1st - Alexander Perezhogin (won't count him even if he played two seasons)
2nd - Duncan Milroy
3rd - Tomas Plekanec (Top 6 forward)
1st - Chris Higgins (Top 6 forward)
2nd - Tomas Linhart
1st - Andrei Kostitsyn (Top 6 forward)
2nd - Cory Urquhart
2nd - Maxim Lapierre (3rd line forward)
3rd - Ryan O'Byrne (Top 4/Top 6 Dman)
1st - Kyle Chipchura (played very well in his rookie season - 3rd & 4th line forward)
3rd - Alexei Yemelin
We can play the "include this, don't include that" game to modify the whole process, it's quite easy to do that. My personal opinion remains that the Habs are pretty close to Detroit when it comes to drafting, especially since 2001 if we include the late round picks.
Detroit has a lot of misses, but when they get it right, they usually hit the jackpot.

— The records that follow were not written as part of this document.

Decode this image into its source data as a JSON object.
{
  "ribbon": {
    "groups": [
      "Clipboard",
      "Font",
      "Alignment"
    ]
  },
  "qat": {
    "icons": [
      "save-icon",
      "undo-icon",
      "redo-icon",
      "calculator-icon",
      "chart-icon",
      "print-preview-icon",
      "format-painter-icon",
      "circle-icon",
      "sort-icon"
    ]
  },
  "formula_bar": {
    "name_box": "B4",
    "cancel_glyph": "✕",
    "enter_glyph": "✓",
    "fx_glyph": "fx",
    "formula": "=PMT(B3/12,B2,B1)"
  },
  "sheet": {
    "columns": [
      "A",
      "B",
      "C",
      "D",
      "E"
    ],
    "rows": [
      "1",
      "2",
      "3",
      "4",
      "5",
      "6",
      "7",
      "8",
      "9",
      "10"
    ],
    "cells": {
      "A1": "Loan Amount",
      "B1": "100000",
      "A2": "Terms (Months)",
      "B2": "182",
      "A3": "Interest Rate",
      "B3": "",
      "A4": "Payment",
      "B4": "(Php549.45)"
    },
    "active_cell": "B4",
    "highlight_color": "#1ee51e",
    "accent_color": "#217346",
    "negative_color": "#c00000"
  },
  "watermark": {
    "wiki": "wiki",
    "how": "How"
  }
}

Lots of high impact players as opposed to the standard cup of coffee players that might inflate the games played numbers for a lot of teams.
For my money though, Colorado is the best drafting team in the NHL, 1998-2008
What????? They had Lidstrom, Yzerman, Fedorov and those draft picks were made waaaaay before the present period (last ten years)... They also were able to trade picks for players and sign major UFAs...
You had to think real hard to come up with that one
70% of your successful picks came before the wings even had a pick those years. We are not comparing apples to apples here.
I was really hoping the Wings might luck out that year in a similar way -- though #19 is the best pick they've had in a LONG time.
So waste a first round pick on someone no other scouts in the league have even seen?
70%??? Did you take that number out of where the sun don't shine?
Between 1998 and 2005, AFTER Detroit could pick, the Habs picked Ribeiro, Beauchemin, Markov, Ryder, Plekanec, O'Byrne, Halak, Grabovski, Streit, Latendresse, (S) Kostitsyn
Those who were picked before Detroit had a pick were Hainsey, Komisarek, Perezhogin, Higgins, (A) Kostitsyn, Lapierre and Price.
7 out of 18 of our succesfull picks were picked before Detroit had a pick. This means 61% of our succesfull picks came after Detroit had a pick. Quite the opposite of what you tried to portray and let's not talk about Perezhogin who's considered a bust around these parts.. this would put our rate close to 70% of succesfull picks AFTER Detroit had a pick.
You're really good at inventing facts to support your feeble arguments.
If you can't be honest and want to invent statistics, do yourself a favor and go back to your board
Sure I think that Montreal has been drafting well in the last 7-8 years...but comparing Montreal to Detroit, saying how Montreal is a better drafting team...Lets wait until Montreal is a perennial contender for both the President's cup and the Stanley cup with minimal trades and free agent signings (relatively speaking) before we start comparing ourselves with Detroit.
I think Montreal is a good team, that they're a contender and have the potential to reach Detroit's level in the near future. But right now we're not there, and its not 4-5 good years of drafting that's going to prove that. Because even if we compare from 1998-now we're still forgetting that that Detroit has been competitive since before then. If we were to extend that timeline a bit, Detroit's dominace in the draft would come out much more clearly.